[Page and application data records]
====================

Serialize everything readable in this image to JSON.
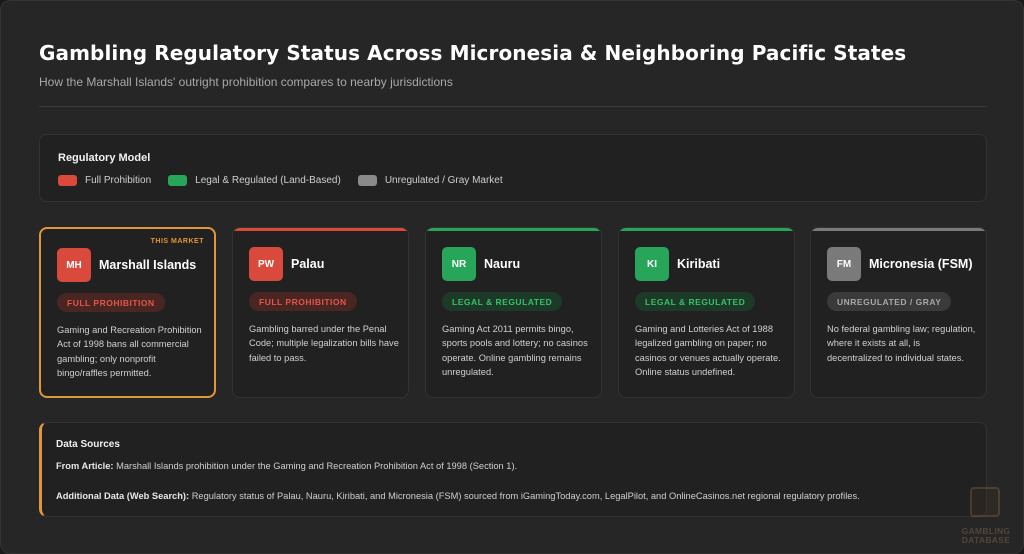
{
  "header": {
    "title": "Gambling Regulatory Status Across Micronesia & Neighboring Pacific States",
    "subtitle": "How the Marshall Islands' outright prohibition compares to nearby jurisdictions"
  },
  "legend": {
    "title": "Regulatory Model",
    "items": [
      {
        "label": "Full Prohibition",
        "color": "#d94a3d"
      },
      {
        "label": "Legal & Regulated (Land-Based)",
        "color": "#27a65a"
      },
      {
        "label": "Unregulated / Gray Market",
        "color": "#8a8a8a"
      }
    ]
  },
  "cards": [
    {
      "marker": "THIS MARKET",
      "code": "MH",
      "name": "Marshall Islands",
      "status": "FULL PROHIBITION",
      "status_type": "prohibition",
      "description": "Gaming and Recreation Prohibition Act of 1998 bans all commercial gambling; only nonprofit bingo/raffles permitted."
    },
    {
      "marker": "",
      "code": "PW",
      "name": "Palau",
      "status": "FULL PROHIBITION",
      "status_type": "prohibition",
      "description": "Gambling barred under the Penal Code; multiple legalization bills have failed to pass."
    },
    {
      "marker": "",
      "code": "NR",
      "name": "Nauru",
      "status": "LEGAL & REGULATED",
      "status_type": "regulated",
      "description": "Gaming Act 2011 permits bingo, sports pools and lottery; no casinos operate. Online gambling remains unregulated."
    },
    {
      "marker": "",
      "code": "KI",
      "name": "Kiribati",
      "status": "LEGAL & REGULATED",
      "status_type": "regulated",
      "description": "Gaming and Lotteries Act of 1988 legalized gambling on paper; no casinos or venues actually operate. Online status undefined."
    },
    {
      "marker": "",
      "code": "FM",
      "name": "Micronesia (FSM)",
      "status": "UNREGULATED / GRAY",
      "status_type": "gray",
      "description": "No federal gambling law; regulation, where it exists at all, is decentralized to individual states."
    }
  ],
  "sources": {
    "title": "Data Sources",
    "article_label": "From Article:",
    "article_text": "Marshall Islands prohibition under the Gaming and Recreation Prohibition Act of 1998 (Section 1).",
    "additional_label": "Additional Data (Web Search):",
    "additional_text": "Regulatory status of Palau, Nauru, Kiribati, and Micronesia (FSM) sourced from iGamingToday.com, LegalPilot, and OnlineCasinos.net regional regulatory profiles."
  },
  "watermark": {
    "text_line1": "GAMBLING",
    "text_line2": "DATABASE"
  },
  "colors": {
    "prohibition": "#d94a3d",
    "prohibition_badge_bg": "#4a2622",
    "prohibition_badge_text": "#e0574a",
    "regulated": "#27a65a",
    "regulated_badge_bg": "#1d3a28",
    "regulated_badge_text": "#34c06a",
    "gray": "#7a7a7a",
    "gray_badge_bg": "#3a3a3a",
    "gray_badge_text": "#a8a8a8",
    "accent": "#e0963a"
  }
}
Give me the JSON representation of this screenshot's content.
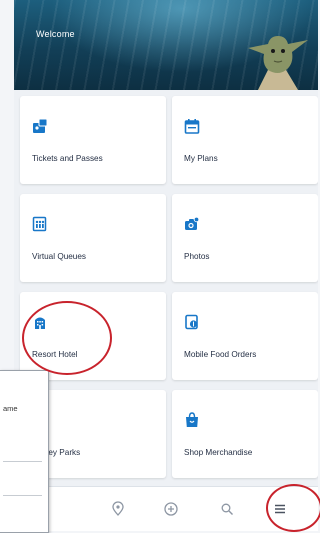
{
  "header": {
    "welcome_text": "Welcome"
  },
  "tiles": [
    {
      "label": "Tickets and Passes",
      "icon": "ticket-icon"
    },
    {
      "label": "My Plans",
      "icon": "calendar-icon"
    },
    {
      "label": "Virtual Queues",
      "icon": "virtual-queue-icon"
    },
    {
      "label": "Photos",
      "icon": "photos-icon"
    },
    {
      "label": "Resort Hotel",
      "icon": "hotel-icon"
    },
    {
      "label": "Mobile Food Orders",
      "icon": "mobile-order-icon"
    },
    {
      "label": "Disney Parks",
      "partial_title": "ay",
      "icon": "disney-parks-icon"
    },
    {
      "label": "Shop Merchandise",
      "icon": "shopping-bag-icon"
    }
  ],
  "popup": {
    "partial_text": "ame"
  },
  "tabbar": {
    "items": [
      "map-pin-icon",
      "add-icon",
      "search-icon",
      "menu-icon"
    ]
  },
  "colors": {
    "accent": "#1877c8",
    "highlight_circle": "#c8232c",
    "tile_text": "#253045"
  }
}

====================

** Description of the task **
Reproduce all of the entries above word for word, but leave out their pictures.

** Written answer **
Serialize everything readable in this image to JSON.
{
  "header": {
    "title": "Gambling Regulatory Status Across Micronesia & Neighboring Pacific States",
    "subtitle": "How the Marshall Islands' outright prohibition compares to nearby jurisdictions"
  },
  "legend": {
    "title": "Regulatory Model",
    "items": [
      {
        "label": "Full Prohibition",
        "color": "#d94a3d"
      },
      {
        "label": "Legal & Regulated (Land-Based)",
        "color": "#27a65a"
      },
      {
        "label": "Unregulated / Gray Market",
        "color": "#8a8a8a"
      }
    ]
  },
  "cards": [
    {
      "marker": "THIS MARKET",
      "code": "MH",
      "name": "Marshall Islands",
      "status": "FULL PROHIBITION",
      "status_type": "prohibition",
      "description": "Gaming and Recreation Prohibition Act of 1998 bans all commercial gambling; only nonprofit bingo/raffles permitted."
    },
    {
      "marker": "",
      "code": "PW",
      "name": "Palau",
      "status": "FULL PROHIBITION",
      "status_type": "prohibition",
      "description": "Gambling barred under the Penal Code; multiple legalization bills have failed to pass."
    },
    {
      "marker": "",
      "code": "NR",
      "name": "Nauru",
      "status": "LEGAL & REGULATED",
      "status_type": "regulated",
      "description": "Gaming Act 2011 permits bingo, sports pools and lottery; no casinos operate. Online gambling remains unregulated."
    },
    {
      "marker": "",
      "code": "KI",
      "name": "Kiribati",
      "status": "LEGAL & REGULATED",
      "status_type": "regulated",
      "description": "Gaming and Lotteries Act of 1988 legalized gambling on paper; no casinos or venues actually operate. Online status undefined."
    },
    {
      "marker": "",
      "code": "FM",
      "name": "Micronesia (FSM)",
      "status": "UNREGULATED / GRAY",
      "status_type": "gray",
      "description": "No federal gambling law; regulation, where it exists at all, is decentralized to individual states."
    }
  ],
  "sources": {
    "title": "Data Sources",
    "article_label": "From Article:",
    "article_text": "Marshall Islands prohibition under the Gaming and Recreation Prohibition Act of 1998 (Section 1).",
    "additional_label": "Additional Data (Web Search):",
    "additional_text": "Regulatory status of Palau, Nauru, Kiribati, and Micronesia (FSM) sourced from iGamingToday.com, LegalPilot, and OnlineCasinos.net regional regulatory profiles."
  },
  "watermark": {
    "text_line1": "GAMBLING",
    "text_line2": "DATABASE"
  },
  "colors": {
    "prohibition": "#d94a3d",
    "prohibition_badge_bg": "#4a2622",
    "prohibition_badge_text": "#e0574a",
    "regulated": "#27a65a",
    "regulated_badge_bg": "#1d3a28",
    "regulated_badge_text": "#34c06a",
    "gray": "#7a7a7a",
    "gray_badge_bg": "#3a3a3a",
    "gray_badge_text": "#a8a8a8",
    "accent": "#e0963a"
  }
}
Give me the JSON representation of this screenshot's content.
{
  "header": {
    "welcome_text": "Welcome"
  },
  "tiles": [
    {
      "label": "Tickets and Passes",
      "icon": "ticket-icon"
    },
    {
      "label": "My Plans",
      "icon": "calendar-icon"
    },
    {
      "label": "Virtual Queues",
      "icon": "virtual-queue-icon"
    },
    {
      "label": "Photos",
      "icon": "photos-icon"
    },
    {
      "label": "Resort Hotel",
      "icon": "hotel-icon"
    },
    {
      "label": "Mobile Food Orders",
      "icon": "mobile-order-icon"
    },
    {
      "label": "Disney Parks",
      "partial_title": "ay",
      "icon": "disney-parks-icon"
    },
    {
      "label": "Shop Merchandise",
      "icon": "shopping-bag-icon"
    }
  ],
  "popup": {
    "partial_text": "ame"
  },
  "tabbar": {
    "items": [
      "map-pin-icon",
      "add-icon",
      "search-icon",
      "menu-icon"
    ]
  },
  "colors": {
    "accent": "#1877c8",
    "highlight_circle": "#c8232c",
    "tile_text": "#253045"
  }
}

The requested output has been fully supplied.